Are you confident that your doors are properly secured? Cylindrical locks and metal keys provide basic protection against unwanted access, but this traditional form of door security is passive – you won’t know a breach occurred until after the fact.
For a more proactive approach, look to electronic devices that can alert security personnel to attempts at unauthorized access in real time. Local alarms, panic bars, and infrared sensors create an additional deterrent against would-be trespassers.
Select Your Alarm
Beyond your main entrance, you likely have a variety of back and side doors, emergency exits, and authorized access points. Depending on how stringent you want security to be at individual points, each door may require a different alarm device.
“Clearly define the operational parameters of each door opening with your security consultant or integrator,” recommends Kurt Roeper, director of industry affairs, codes, and standards for ASSA ABLOY Door Security Solutions. “This allows you to fully customize how you want the alarms and sensors to function.”
To strengthen security for each entrance, consider these five options:
- Local Alarms – These alarms audibly sound an alert if a door is forced open. They are typically paired with a pressure sensor or door position switch, which communicates with the alarm if the door deviates from the pre-assigned position.
- Emergency Exits – Available as a push bar, these devices prevent users from opening an emergency-only exit. An alarm will sound if the door is opened or a delayed egress option will unlock the door after 15 seconds of continuous pressure. During emergency conditions, the doors will automatically release to guide occupants to safety.
- Infrared Sensors – These alarms use infrared technology to sense when someone crosses a threshold. They can detect if two people gain entrance on one card swipe (tailgating), which complicates access records and occupancy levels. They can also be used as a defensive strategy to alert security if someone approaches a restricted door.
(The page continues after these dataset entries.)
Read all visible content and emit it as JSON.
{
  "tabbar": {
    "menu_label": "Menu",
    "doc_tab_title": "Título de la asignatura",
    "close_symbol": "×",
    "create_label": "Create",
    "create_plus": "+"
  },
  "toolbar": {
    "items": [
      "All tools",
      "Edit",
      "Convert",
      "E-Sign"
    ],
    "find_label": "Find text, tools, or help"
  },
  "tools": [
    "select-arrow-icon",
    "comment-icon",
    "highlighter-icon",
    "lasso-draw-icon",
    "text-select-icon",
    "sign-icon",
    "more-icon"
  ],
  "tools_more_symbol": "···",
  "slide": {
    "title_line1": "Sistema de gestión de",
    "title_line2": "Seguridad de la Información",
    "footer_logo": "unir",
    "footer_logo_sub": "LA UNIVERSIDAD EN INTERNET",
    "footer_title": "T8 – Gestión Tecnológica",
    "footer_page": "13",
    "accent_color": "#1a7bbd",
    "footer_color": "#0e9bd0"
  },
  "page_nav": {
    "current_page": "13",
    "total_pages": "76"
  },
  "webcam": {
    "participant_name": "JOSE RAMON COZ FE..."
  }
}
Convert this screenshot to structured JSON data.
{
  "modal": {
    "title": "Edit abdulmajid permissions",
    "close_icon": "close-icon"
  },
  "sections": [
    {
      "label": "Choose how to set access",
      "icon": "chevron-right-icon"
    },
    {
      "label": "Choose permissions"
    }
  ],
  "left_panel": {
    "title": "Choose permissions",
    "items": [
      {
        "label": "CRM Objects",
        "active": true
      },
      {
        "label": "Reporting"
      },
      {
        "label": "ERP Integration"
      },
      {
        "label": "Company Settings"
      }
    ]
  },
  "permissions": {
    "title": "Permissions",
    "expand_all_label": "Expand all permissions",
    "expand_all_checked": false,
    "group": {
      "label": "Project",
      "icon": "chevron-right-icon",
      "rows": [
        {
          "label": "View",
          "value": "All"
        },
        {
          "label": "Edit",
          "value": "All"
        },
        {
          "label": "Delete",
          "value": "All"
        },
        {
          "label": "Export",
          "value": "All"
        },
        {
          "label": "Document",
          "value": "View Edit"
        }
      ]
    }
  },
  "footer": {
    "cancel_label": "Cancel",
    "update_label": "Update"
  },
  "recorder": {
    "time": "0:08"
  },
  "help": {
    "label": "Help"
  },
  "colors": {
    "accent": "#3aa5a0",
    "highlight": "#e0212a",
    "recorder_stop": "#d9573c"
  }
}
- Authentication Alarms – If you want to authenticate access, pair your doors with a card reader. Each occupant is issued a credential that uses smart or RFID technology. If the card reader doesn’t recognize the card, the door simply won’t open.
The system can keep a record of all access attempts and notify security when invalid credentials are presented. However, the reader can’t detect if the card matches the holder without an additional security layer, such as biometric scanners or a guard visually confirming IDs.
- Surveillance – Use an eye in the sky or on the ground to effectively deter trespassers from overriding your entrances. The presence of a guard or surveillance signage at a door can ensure that any gaps or breaches in technology are covered by a human response.
Test the System
Make sure to routinely test your entrance security systems. As the years go by, lax maintenance, improper installation, electrical malfunctions, and damaged parts can erode an entrance’s ability to secure access.
“Particularly with retrofits, you have to be cognizant of additional wiring or modifications to the existing assembly that affect fire-rated doors and frames,” Roeper cautions. “It’s far too common for a fire-rated component to be compromised because an installer wasn’t aware of the restrictions, such as when drilling an alarm into a fire-rated door or frame.”
You can also condition your door alarms by conducting door challenges. See if the alarms will sound, how long it takes for security to respond, and how far someone can penetrate into the building before being stopped.
This test can also reveal how often your own occupants are gaming your system.
“A door alarm can be an effective way to limit unauthorized access without impeding emergency egress,” says Sean Ahrens, project manager with Aon Fire Protection Engineering. “But if you don’t have any type of disciplinary process for responding to door alarms when they go off, then occupants will continue to abuse them. What you’re trying to do is condition your building population so their movements can be identified.”
Jennie Morton ([email protected]) is associate editor of BUILDINGS.